DIRECTIONS FOR THIS TASK:
The exercise asks you to copy every line below in which "JSON" appears.

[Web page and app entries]
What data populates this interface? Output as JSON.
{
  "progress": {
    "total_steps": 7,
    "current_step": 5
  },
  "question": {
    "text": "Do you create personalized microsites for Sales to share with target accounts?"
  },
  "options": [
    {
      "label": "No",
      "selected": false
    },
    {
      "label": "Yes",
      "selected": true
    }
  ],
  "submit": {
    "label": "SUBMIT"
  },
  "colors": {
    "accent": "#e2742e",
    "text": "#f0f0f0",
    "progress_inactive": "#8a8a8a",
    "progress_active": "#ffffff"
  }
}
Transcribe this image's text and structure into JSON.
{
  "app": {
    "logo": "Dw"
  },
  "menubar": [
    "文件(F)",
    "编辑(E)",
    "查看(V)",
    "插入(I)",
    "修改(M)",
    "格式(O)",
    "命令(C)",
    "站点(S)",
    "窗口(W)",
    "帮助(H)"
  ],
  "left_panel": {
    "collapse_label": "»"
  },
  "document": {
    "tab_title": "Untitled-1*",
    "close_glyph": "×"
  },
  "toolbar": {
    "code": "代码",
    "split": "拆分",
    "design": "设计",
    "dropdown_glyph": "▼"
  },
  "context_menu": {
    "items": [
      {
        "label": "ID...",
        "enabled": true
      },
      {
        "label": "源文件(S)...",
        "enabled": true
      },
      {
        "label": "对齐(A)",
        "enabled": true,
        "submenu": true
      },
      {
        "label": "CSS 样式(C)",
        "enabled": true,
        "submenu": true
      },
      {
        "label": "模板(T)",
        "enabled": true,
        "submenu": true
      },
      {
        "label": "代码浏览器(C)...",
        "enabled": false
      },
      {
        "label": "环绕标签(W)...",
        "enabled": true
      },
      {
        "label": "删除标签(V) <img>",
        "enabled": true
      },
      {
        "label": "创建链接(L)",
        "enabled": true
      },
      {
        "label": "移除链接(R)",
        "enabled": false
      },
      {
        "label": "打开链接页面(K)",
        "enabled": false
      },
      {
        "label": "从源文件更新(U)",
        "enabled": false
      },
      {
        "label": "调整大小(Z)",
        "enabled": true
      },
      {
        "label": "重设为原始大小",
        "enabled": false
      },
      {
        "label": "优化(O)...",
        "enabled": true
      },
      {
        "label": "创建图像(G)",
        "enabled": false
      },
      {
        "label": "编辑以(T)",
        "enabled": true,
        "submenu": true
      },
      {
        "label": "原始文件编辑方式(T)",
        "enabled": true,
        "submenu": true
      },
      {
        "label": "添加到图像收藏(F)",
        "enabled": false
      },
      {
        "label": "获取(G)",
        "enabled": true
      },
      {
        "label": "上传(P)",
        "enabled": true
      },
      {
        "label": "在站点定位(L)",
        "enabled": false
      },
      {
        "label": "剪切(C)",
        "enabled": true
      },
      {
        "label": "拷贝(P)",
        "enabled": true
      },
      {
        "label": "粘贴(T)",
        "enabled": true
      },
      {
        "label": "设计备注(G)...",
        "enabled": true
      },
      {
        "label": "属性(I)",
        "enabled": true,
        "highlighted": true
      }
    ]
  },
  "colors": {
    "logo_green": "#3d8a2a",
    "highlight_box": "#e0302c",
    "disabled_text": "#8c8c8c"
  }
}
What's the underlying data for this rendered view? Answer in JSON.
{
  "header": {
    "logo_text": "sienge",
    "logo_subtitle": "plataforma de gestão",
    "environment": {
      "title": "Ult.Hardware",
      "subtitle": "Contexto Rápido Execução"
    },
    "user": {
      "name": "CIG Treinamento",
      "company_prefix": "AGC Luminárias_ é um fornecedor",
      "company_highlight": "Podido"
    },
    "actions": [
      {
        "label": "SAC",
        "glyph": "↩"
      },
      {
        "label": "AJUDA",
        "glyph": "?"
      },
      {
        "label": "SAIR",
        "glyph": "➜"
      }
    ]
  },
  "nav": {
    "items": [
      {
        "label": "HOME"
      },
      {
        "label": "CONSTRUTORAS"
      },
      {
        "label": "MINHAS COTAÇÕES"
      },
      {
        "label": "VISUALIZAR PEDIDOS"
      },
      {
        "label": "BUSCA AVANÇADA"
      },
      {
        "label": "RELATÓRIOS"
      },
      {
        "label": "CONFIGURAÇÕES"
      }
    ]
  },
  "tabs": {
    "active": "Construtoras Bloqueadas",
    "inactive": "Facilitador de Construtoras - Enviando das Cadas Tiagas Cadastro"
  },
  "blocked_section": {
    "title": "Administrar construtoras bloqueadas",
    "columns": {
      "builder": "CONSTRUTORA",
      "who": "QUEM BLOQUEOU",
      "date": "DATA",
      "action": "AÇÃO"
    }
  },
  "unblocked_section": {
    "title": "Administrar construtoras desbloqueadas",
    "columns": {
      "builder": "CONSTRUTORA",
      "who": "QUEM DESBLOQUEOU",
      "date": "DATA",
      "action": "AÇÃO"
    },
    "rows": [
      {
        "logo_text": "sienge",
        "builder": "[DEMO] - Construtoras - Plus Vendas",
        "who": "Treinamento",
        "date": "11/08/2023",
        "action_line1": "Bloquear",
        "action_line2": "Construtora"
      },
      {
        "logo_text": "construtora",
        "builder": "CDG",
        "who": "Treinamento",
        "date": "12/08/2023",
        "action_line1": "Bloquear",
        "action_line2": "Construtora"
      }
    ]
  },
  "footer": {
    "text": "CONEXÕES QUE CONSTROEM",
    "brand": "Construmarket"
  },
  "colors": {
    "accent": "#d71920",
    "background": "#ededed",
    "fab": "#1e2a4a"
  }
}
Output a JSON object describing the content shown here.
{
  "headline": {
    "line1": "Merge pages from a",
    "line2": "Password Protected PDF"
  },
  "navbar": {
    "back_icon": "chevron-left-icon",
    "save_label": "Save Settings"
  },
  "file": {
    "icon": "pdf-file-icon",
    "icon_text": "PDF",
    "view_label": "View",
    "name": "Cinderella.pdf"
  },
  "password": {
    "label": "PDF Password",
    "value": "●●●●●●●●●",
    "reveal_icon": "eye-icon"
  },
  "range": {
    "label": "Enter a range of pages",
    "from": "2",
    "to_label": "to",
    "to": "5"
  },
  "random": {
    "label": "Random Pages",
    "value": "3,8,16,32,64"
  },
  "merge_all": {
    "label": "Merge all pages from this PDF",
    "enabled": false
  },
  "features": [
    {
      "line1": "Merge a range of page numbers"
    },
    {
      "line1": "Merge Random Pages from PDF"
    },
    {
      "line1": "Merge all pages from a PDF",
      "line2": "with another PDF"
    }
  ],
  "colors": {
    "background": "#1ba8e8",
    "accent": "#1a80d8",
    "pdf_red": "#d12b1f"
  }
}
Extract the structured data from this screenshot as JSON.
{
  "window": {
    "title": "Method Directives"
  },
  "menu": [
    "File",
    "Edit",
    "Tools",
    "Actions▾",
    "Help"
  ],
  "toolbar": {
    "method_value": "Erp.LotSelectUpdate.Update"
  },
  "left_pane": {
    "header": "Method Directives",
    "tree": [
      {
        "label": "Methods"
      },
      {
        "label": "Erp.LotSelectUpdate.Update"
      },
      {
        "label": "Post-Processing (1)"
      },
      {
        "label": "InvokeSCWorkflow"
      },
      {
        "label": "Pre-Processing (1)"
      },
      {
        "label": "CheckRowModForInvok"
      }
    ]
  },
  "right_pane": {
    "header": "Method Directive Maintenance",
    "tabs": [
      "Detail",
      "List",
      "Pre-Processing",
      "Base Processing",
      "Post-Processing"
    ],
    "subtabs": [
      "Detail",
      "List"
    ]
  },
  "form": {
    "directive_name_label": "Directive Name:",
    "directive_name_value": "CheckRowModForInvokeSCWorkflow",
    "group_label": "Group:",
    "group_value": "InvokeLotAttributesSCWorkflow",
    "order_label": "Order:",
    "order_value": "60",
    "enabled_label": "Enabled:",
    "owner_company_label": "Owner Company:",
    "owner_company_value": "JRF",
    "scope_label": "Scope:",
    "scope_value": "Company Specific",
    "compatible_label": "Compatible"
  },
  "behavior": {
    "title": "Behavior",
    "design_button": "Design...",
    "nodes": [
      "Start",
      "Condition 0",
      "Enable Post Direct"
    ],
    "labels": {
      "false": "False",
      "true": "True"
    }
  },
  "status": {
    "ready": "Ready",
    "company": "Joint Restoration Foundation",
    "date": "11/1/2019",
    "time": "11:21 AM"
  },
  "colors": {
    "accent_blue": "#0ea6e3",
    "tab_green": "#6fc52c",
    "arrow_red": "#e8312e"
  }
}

TASK RESPONSE:
What data populates this interface? Output as JSON.
Transcribe this image's text and structure into JSON.
What's the underlying data for this rendered view? Answer in JSON.
Output a JSON object describing the content shown here.
Extract the structured data from this screenshot as JSON.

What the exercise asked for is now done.